Cellular regulation in bacteria
In spite of their seeming simplicity, prokaryotic organisms such as the bacteria Escherichia coli and Bacillus subtilis are able to exhibit nontrivial dynamical responses. We monitor this behavior using fluorescence proteins as reporters of gene expression, which are measured via time-lapse microscopy. This technique provides time-resolved information about the activity of desired DNA promoters at the single-cell level, which in combination with theoretical modeling allows us to unravel the molecular mechanism of diverse cellular processes, such as stress responses in B. subtilis, and natural and synthetic gene oscillations in E. coli. We also study the coordination between these dynamical processes within cells, and the spatiotemporal organization of large cellular populations such as bacterial biofilms.
Decision making in stem cells
Embryonic stem cells have the ability to become any cell type in a multicellular organism. This property, called pluripotency, is characterized by strong dynamical signatures that have been uncovered in recent years. According to these features, certain key proteins governing pluripotency exhibit large excursions in their activity through phase space. These excursions prime the stem cells for differentiation, in order to have them ready to quickly become a particular cell type upon receiving a given external signal as the embryo develops. We are currently working on understanding the interaction between gene regulation and signaling in these cells, and in particular on how this interaction regulates patterning in stem cell aggregates.
Signaling in the immune response
The cells in the immune system, in particular T cells, must be ready to respond quickly to antigens in order to organize a rapid response to pathogens. When the system goes awry, the body runs the risk of responding too weakly to external insults (immunodeficiency) or, in the other extreme, to respond too much and attack its own cells (autoimmunity). In order to face these disorders, we need to understand how the immune system cells respond to their external triggers. Recent evidence has pointed out to the existence of an oscillatory response to cytokine stimulation in certain cell types. We are currently working on studying this response, determine its molecular mechanism, and use this knowledge to understand the response to therapy in autoimmune diseases such as multiple sclerosis.
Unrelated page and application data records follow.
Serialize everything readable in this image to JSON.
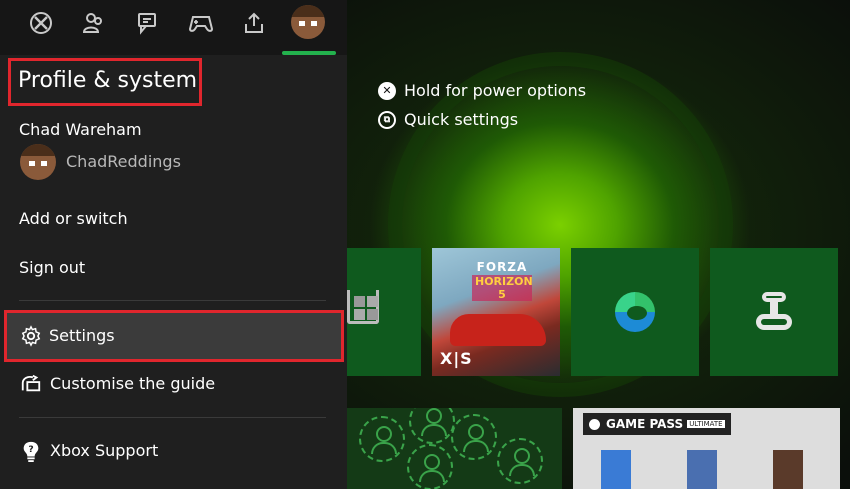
{
  "nav": {
    "tabs": [
      {
        "icon": "xbox-logo-icon"
      },
      {
        "icon": "people-icon"
      },
      {
        "icon": "chat-icon"
      },
      {
        "icon": "controller-icon"
      },
      {
        "icon": "share-upload-icon"
      },
      {
        "icon": "profile-avatar-icon"
      }
    ],
    "active_tab_color": "#23b14d"
  },
  "profile": {
    "section_title": "Profile & system",
    "user_name": "Chad Wareham",
    "gamertag": "ChadReddings"
  },
  "menu": {
    "add_or_switch": "Add or switch",
    "sign_out": "Sign out",
    "settings": "Settings",
    "customise_guide": "Customise the guide",
    "xbox_support": "Xbox Support"
  },
  "power": {
    "hold_for_power": "Hold for power options",
    "quick_settings": "Quick settings"
  },
  "tiles": {
    "forza_line1": "FORZA",
    "forza_line2": "HORIZON 5",
    "forza_platform": "X|S",
    "gamepass_label": "GAME PASS",
    "gamepass_tier": "ULTIMATE"
  },
  "colors": {
    "highlight": "#e0262d",
    "tile_green": "#0f5a1e",
    "panel_bg": "#1f1f1f"
  }
}
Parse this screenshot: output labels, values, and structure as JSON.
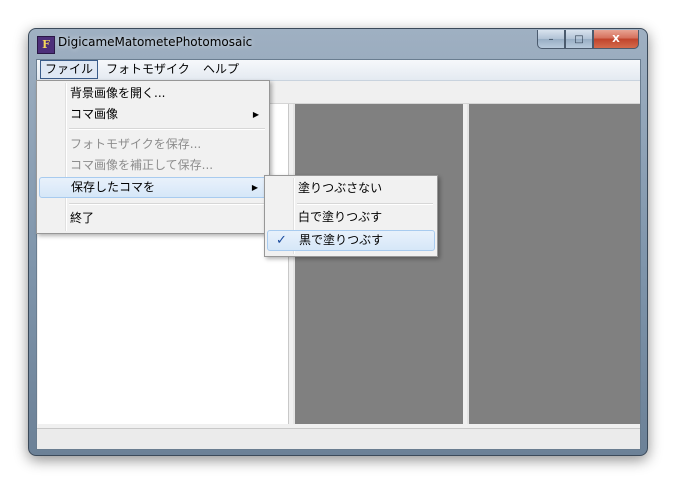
{
  "window": {
    "title": "DigicameMatometePhotomosaic",
    "app_icon_glyph": "F"
  },
  "caption": {
    "minimize": "–",
    "maximize": "□",
    "close": "X"
  },
  "menubar": {
    "items": [
      {
        "label": "ファイル"
      },
      {
        "label": "フォトモザイク"
      },
      {
        "label": "ヘルプ"
      }
    ]
  },
  "file_menu": {
    "items": [
      {
        "label": "背景画像を開く...",
        "enabled": true
      },
      {
        "label": "コマ画像",
        "enabled": true,
        "submenu": true
      },
      {
        "label": "フォトモザイクを保存...",
        "enabled": false
      },
      {
        "label": "コマ画像を補正して保存...",
        "enabled": false
      },
      {
        "label": "保存したコマを",
        "enabled": true,
        "submenu": true,
        "highlighted": true
      },
      {
        "label": "終了",
        "enabled": true
      }
    ]
  },
  "saved_frames_submenu": {
    "items": [
      {
        "label": "塗りつぶさない",
        "checked": false
      },
      {
        "label": "白で塗りつぶす",
        "checked": false
      },
      {
        "label": "黒で塗りつぶす",
        "checked": true,
        "highlighted": true
      }
    ],
    "check_glyph": "✓"
  },
  "submenu_arrow": "▶",
  "colors": {
    "preview_panel": "#808080",
    "menu_highlight": "#d6e7f8",
    "check_mark": "#1a4b9d"
  }
}
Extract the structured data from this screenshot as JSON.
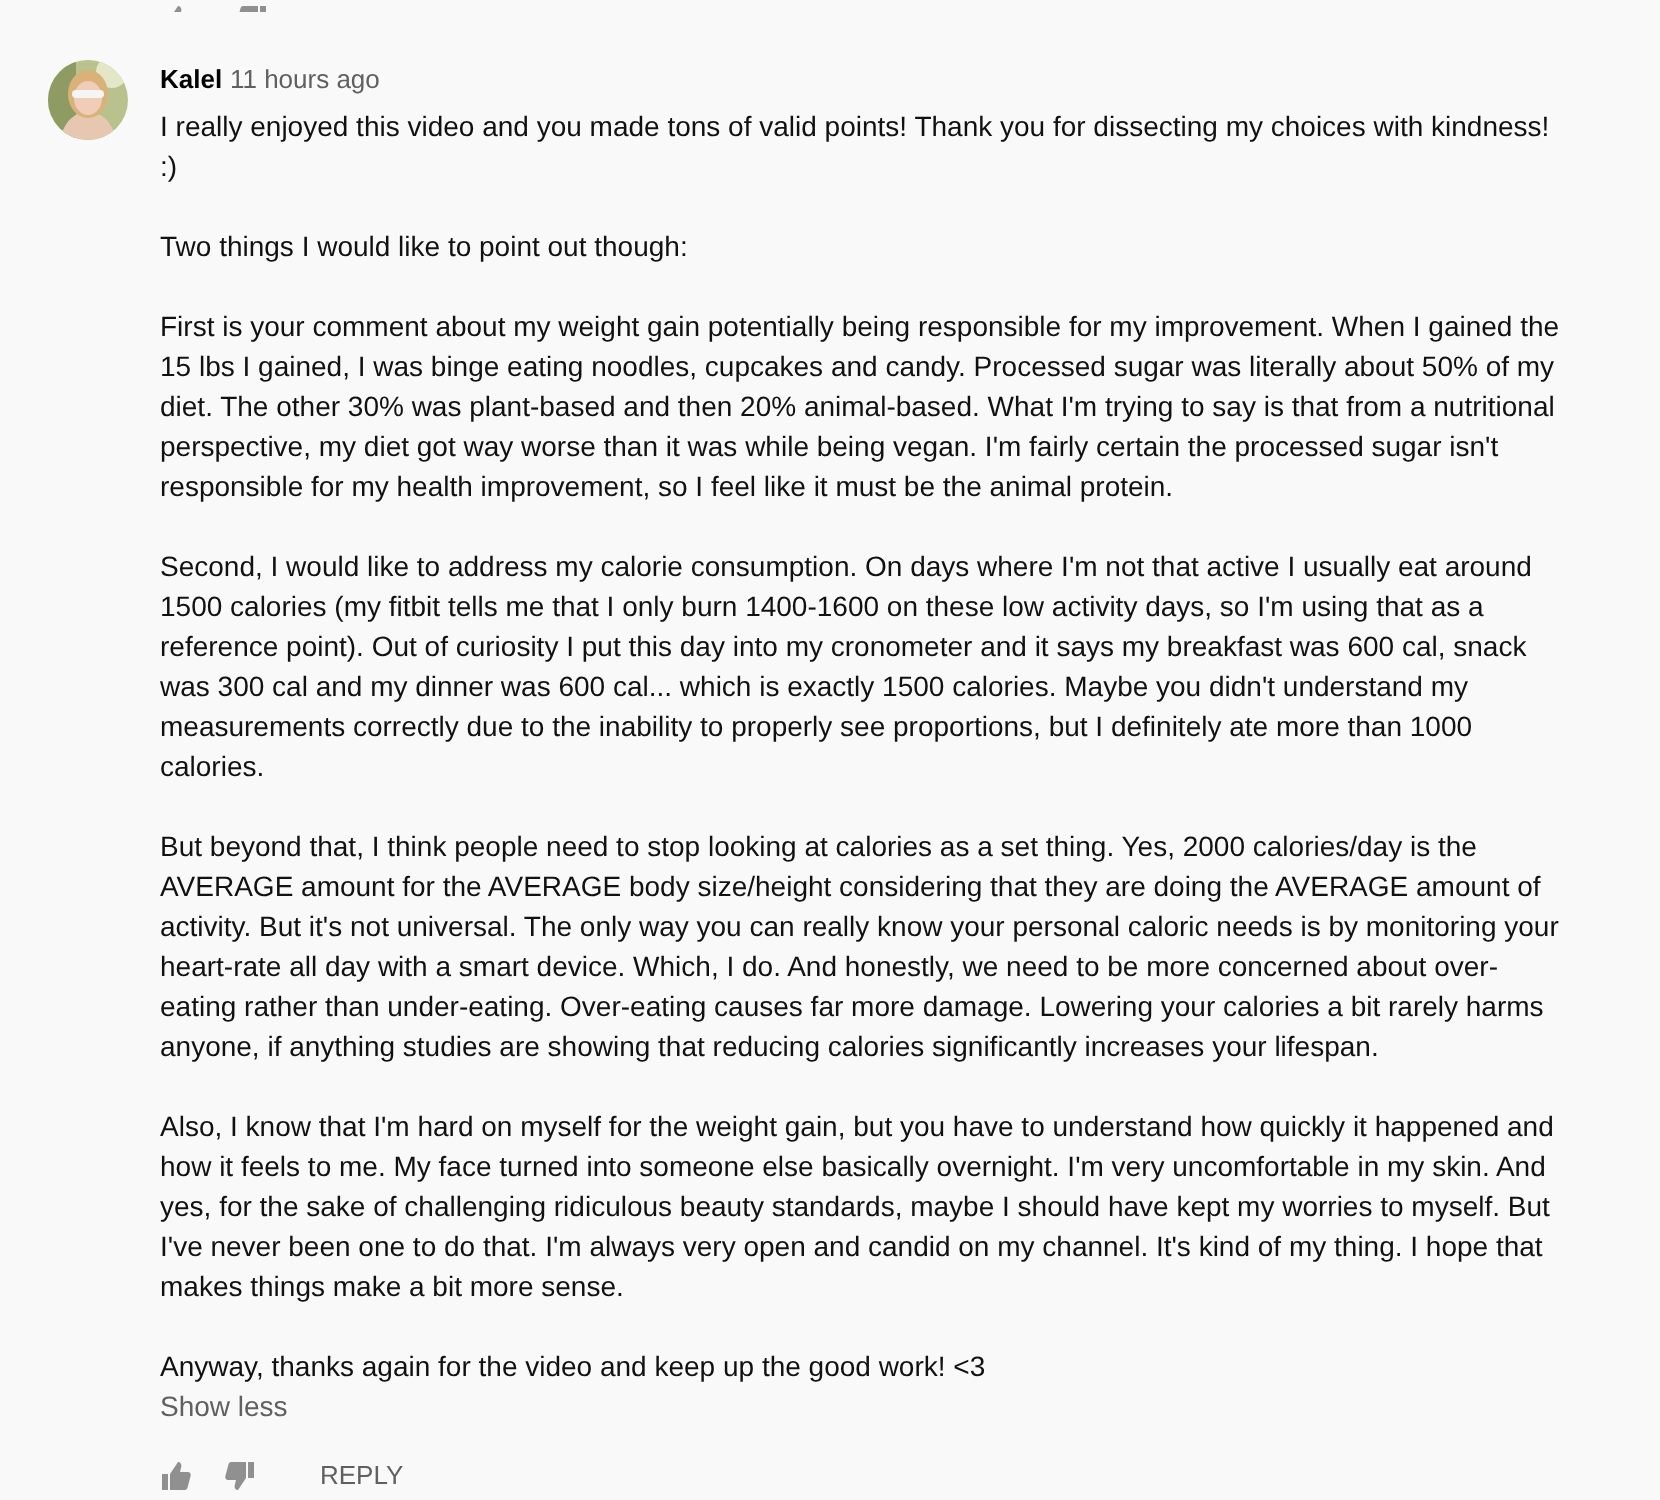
{
  "comment": {
    "author": "Kalel",
    "time": "11 hours ago",
    "paragraphs": [
      "I really enjoyed this video and you made tons of valid points! Thank you for dissecting my choices with kindness! :)",
      "Two things I would like to point out though:",
      "First is your comment about my weight gain potentially being responsible for my improvement. When I gained the 15 lbs I gained, I was binge eating noodles, cupcakes and candy. Processed sugar was literally about 50% of my diet. The other 30% was plant-based and then 20% animal-based. What I'm trying to say is that from a nutritional perspective, my diet got way worse than it was while being vegan. I'm fairly certain the processed sugar isn't responsible for my health improvement, so I feel like it must be the animal protein.",
      "Second, I would like to address my calorie consumption. On days where I'm not that active I usually eat around 1500 calories (my fitbit tells me that I only burn 1400-1600 on these low activity days, so I'm using that as a reference point). Out of curiosity I put this day into my cronometer and it says my breakfast was 600 cal, snack was 300 cal and my dinner was 600 cal... which is exactly 1500 calories. Maybe you didn't understand my measurements correctly due to the inability to properly see proportions, but I definitely ate more than 1000 calories.",
      "But beyond that, I think people need to stop looking at calories as a set thing. Yes, 2000 calories/day is the AVERAGE amount for the AVERAGE body size/height considering that they are doing the AVERAGE amount of activity. But it's not universal. The only way you can really know your personal caloric needs is by monitoring your heart-rate all day with a smart device. Which, I do. And honestly, we need to be more concerned about over-eating rather than under-eating. Over-eating causes far more damage. Lowering your calories a bit rarely harms anyone, if anything studies are showing that reducing calories significantly increases your lifespan.",
      "Also, I know that I'm hard on myself for the weight gain, but you have to understand how quickly it happened and how it feels to me. My face turned into someone else basically overnight. I'm very uncomfortable in my skin. And yes, for the sake of challenging ridiculous beauty standards, maybe I should have kept my worries to myself. But I've never been one to do that. I'm always very open and candid on my channel. It's kind of my thing. I hope that makes things make a bit more sense.",
      "Anyway, thanks again for the video and keep up the good work! <3"
    ],
    "toggle": "Show less",
    "reply": "REPLY"
  }
}
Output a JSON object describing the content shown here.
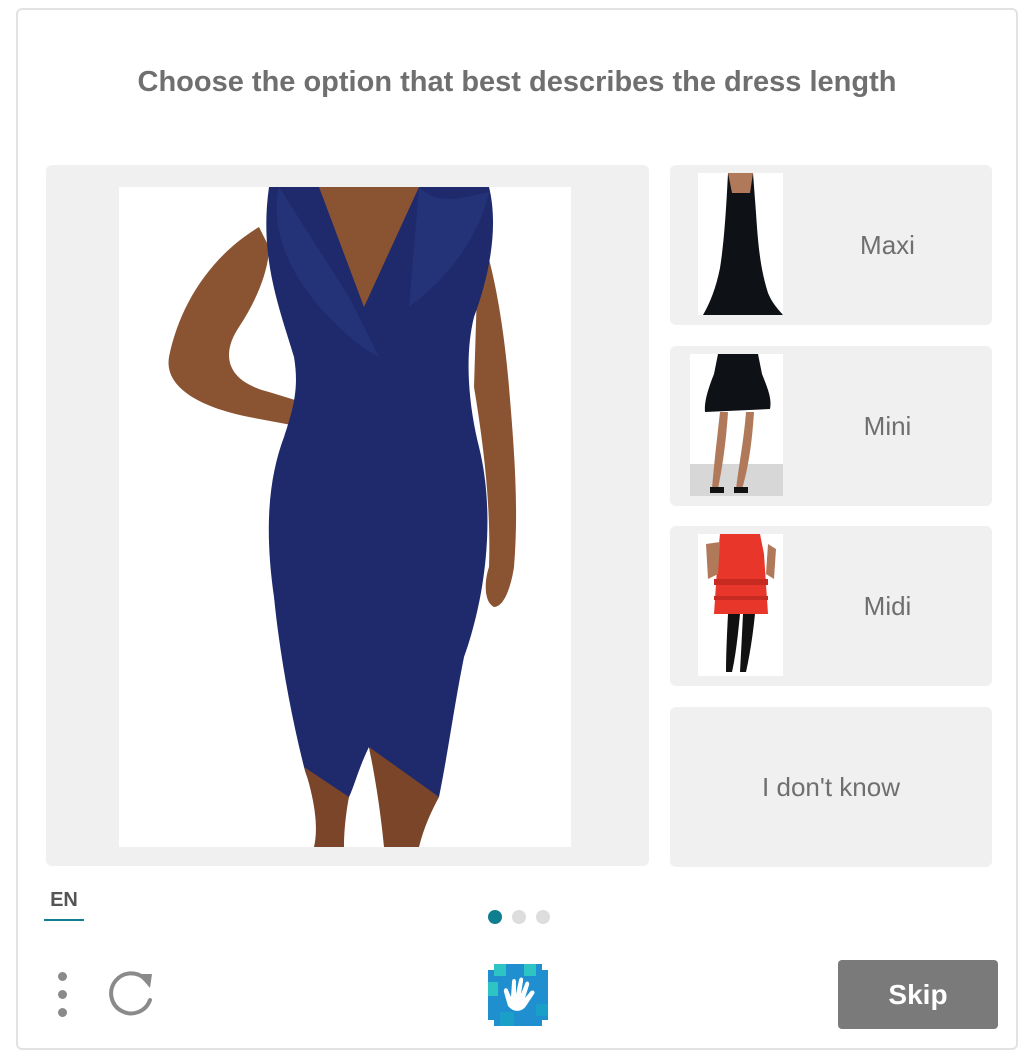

Mesoscopic brain dynamics
Brain activity is naturally dynamical. EEG measures reveal a variety of rhythms (alpha, beta, gamma, etc) each of which have been associated with a distinct physiological function. One of the challenges in this field is to relate the functional measures of brain activity, routinely obtained not only by EEG but also by other techniques such as fMRI and MEG, with the underlying structure of brain connectivity. We adress this question with neural mass models that allow us to describe theoretically the activity of the full brain, and use these models to understand the dynamical correlates of neurodegenerative diseases such as Alzheimer's disease, and the neurological consequences of multiple sclerosis.
Collective oscillations in neuronal populations
Brain rhythms are generated by populations of neurons, even though the individual neurons do not necessarily fire in synchrony with these global oscillations. We are investigating how the dynamical properties of the individual neurons impact the nature of the population oscillations, and how these oscillations are affected by noise, and are used to communicate information in an effective manner across distant brain areas.